(Provided data)

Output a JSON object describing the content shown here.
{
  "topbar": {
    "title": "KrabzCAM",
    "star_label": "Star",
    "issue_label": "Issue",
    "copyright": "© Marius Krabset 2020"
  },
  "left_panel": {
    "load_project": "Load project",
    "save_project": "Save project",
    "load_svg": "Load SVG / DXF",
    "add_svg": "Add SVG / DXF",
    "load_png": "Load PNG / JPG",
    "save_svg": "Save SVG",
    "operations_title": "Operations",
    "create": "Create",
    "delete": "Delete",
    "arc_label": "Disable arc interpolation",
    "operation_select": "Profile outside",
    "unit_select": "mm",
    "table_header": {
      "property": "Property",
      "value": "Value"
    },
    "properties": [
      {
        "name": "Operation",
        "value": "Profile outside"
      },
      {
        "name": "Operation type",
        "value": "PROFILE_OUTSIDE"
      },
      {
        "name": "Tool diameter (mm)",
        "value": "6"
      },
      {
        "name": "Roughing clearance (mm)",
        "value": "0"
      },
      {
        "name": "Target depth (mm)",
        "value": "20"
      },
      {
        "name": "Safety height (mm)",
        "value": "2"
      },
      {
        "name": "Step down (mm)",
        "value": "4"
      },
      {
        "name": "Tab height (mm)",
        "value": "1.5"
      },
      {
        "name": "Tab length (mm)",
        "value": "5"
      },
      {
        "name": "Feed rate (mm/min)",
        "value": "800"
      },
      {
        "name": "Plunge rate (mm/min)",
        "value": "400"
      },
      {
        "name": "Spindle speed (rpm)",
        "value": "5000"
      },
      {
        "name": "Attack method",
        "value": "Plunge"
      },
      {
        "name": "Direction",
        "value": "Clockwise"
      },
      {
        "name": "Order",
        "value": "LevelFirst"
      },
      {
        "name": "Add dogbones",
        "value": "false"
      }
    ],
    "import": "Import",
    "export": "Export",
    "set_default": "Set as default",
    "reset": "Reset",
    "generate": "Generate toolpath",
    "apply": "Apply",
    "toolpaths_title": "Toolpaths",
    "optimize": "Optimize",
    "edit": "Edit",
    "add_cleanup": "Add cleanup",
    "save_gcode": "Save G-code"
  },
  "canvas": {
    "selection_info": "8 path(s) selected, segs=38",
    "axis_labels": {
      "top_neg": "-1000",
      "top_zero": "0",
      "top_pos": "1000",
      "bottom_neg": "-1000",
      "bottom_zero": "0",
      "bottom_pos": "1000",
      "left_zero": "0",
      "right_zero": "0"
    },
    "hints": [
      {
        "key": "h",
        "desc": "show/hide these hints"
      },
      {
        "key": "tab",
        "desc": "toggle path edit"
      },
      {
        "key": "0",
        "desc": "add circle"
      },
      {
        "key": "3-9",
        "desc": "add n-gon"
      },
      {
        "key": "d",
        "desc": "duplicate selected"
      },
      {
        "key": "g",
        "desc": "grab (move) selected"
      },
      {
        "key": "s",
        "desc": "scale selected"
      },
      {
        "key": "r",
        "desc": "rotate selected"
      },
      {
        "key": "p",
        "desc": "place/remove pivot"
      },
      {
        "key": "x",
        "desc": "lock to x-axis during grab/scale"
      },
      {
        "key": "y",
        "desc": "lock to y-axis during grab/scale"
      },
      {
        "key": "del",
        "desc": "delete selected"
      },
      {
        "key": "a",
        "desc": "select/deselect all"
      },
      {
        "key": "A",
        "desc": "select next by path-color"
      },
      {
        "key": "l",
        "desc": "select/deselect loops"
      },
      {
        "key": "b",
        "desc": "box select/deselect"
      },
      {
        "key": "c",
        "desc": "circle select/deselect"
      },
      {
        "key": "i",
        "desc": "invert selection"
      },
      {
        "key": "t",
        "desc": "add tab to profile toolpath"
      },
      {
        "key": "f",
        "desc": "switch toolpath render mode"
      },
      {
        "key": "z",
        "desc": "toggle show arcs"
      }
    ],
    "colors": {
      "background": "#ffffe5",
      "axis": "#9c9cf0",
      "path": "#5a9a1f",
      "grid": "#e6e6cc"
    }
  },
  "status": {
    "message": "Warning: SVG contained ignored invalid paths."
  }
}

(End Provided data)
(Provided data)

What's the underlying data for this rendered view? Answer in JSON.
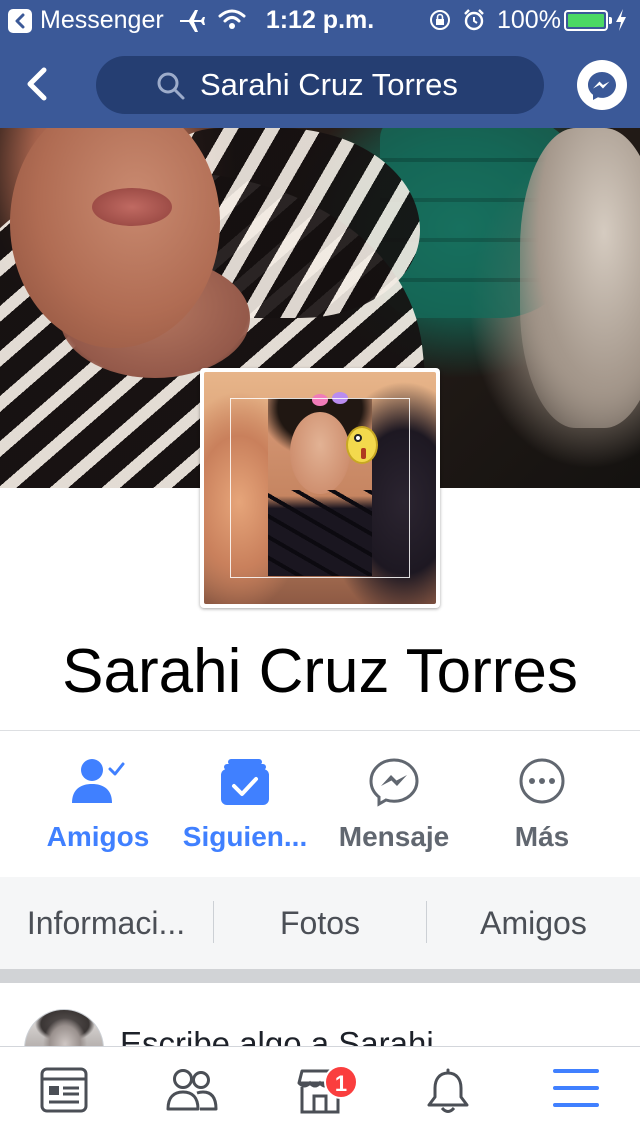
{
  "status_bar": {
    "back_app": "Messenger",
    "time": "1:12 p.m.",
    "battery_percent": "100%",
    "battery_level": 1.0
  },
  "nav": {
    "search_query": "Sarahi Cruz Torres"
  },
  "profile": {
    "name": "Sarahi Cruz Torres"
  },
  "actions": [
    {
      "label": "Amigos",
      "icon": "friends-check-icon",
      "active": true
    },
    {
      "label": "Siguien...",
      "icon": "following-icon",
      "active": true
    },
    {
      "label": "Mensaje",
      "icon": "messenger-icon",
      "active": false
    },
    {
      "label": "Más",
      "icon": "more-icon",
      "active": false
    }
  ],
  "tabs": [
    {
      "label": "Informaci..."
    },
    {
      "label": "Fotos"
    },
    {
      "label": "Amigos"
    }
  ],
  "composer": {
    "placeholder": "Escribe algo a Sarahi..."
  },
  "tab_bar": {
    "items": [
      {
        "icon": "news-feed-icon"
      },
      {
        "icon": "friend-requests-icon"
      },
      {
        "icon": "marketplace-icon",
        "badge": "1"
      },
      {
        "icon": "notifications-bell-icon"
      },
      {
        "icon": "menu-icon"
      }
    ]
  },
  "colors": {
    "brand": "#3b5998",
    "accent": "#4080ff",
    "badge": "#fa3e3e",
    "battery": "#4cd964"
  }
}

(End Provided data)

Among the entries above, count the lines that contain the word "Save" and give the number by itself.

3